|Your Inner Fish Penn Reading Project book for 2008-09—Year of Evolution
April 22, 2008, Volume 54, No. 30
The Provost, the Council of Undergraduate Deans, and the Office of College Houses and Academic Services are pleased to announce that Neil Shubin’s Your Inner Fish: A Journey Into the 3.5 Billion-Year History of the Human Body will be the text for the 2008-09 Penn Reading Project (PRP), a program that is part of the Year of Evolution. On Sunday afternoon, August 31, 2008, groups of first-year students and faculty leaders will join together to discuss the book as part of New Student Orientation for the Class of 2012. Earlier in the day, Dr. Shubin, who was on the Penn faculty in biology from 1989 to 2000, and was the founding Faculty Master in Hamilton (now Rodin) College House, will address the incoming class and discussion leaders.
The path leading to Your Inner Fish, which was published in 2008, began two years earlier, when Dr. Shubin, a renowned paleontologist and anatomy professor, discovered “Tiktaalik,” a prehistoric crocodile-like animal that may represent a missing link in the tree of life. In Your Inner Fish, he continues his exploration of evolution as he investigates fundamental questions of origins, development, and human existence. The book is both fact-filled and accessible to the non-scientist. It is also a kind of diary of his research, and a celebration of the pleasures and excitement that surround academic pursuits. Oliver Sacks said of Your Inner Fish that it is “…an intelligent, exhilarating, and compelling scientific adventure story, one which will change forever how you understand what it means to be human.”
The choice of this year’s PRP book also reflects Penn’s commitment to the Year of Evolution, a commemoration of Charles Darwin’s 200th birthday that also examines the concept of change across many disciplines. Among the participating entities are the Penn Museum, many Penn departments and programs, and other Philadelphia cultural organizations, including the Academy of Natural Sciences. Year of Evolution programs will include lectures and symposia with celebrated scholars Janet Browne, Donald Johanson, Kenneth R. Miller and others, and the exhibition Surviving: The Body of Evidence at the Penn Museum, see www.yearofevolution.org.
PRP, now in its 18th year, was created as an introduction for incoming freshmen to academic life at Penn.
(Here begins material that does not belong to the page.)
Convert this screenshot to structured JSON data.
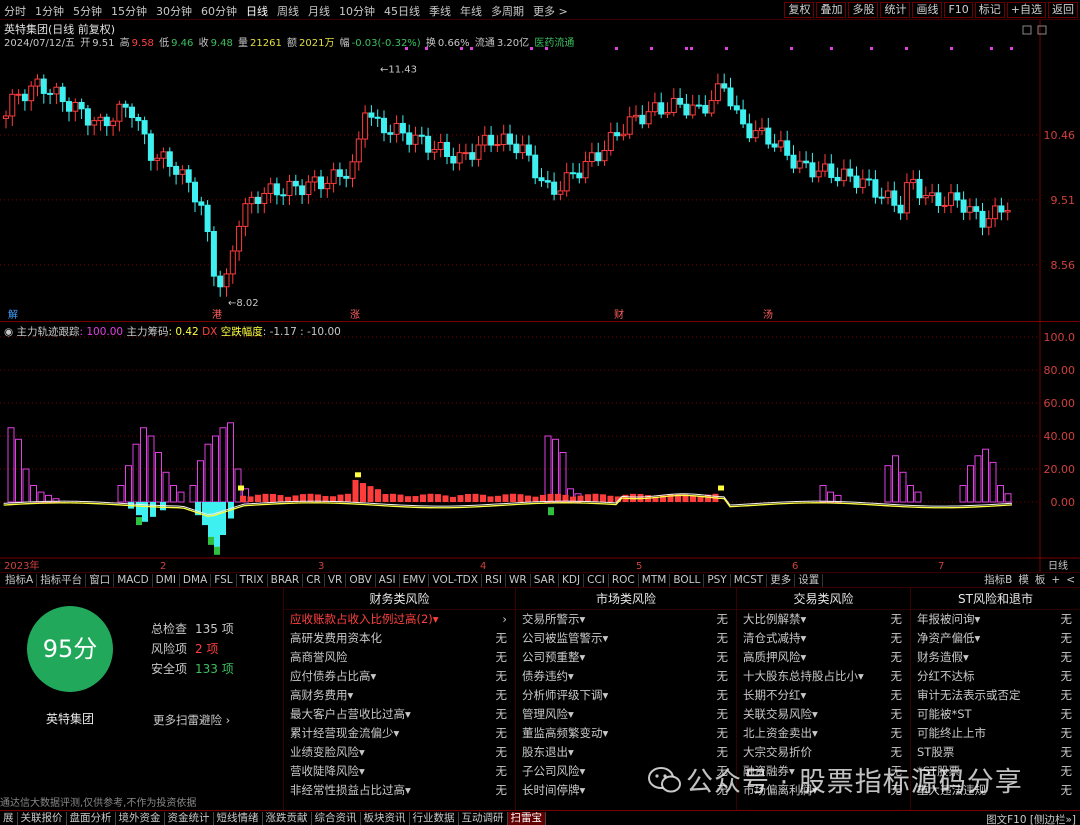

Information about the Penn Reading Project and its history can be found at: www.collegehouses.upenn.edu/prp/.
Faculty members in all 12 schools are invited to take part as PRP discussion leaders. A copy of the text will be sent to discussion leaders and students in July, along with additional information about the Reading Project. If you wish to sign up, you may go directly to the database: www.rescomp.upenn.edu/prpleaders. (If you registered last year, you can simply update your information–and also indicate if you’ll participate in this year’s prep session and lectures.)
For more information, please contact: David Fox, director, PRP; or Michael DeAngelis, coordinator, PRP, (215) 573-5636, firstname.lastname@example.org or (215) 898-5037 email@example.com.
Related: Surviving: The Body of Evidence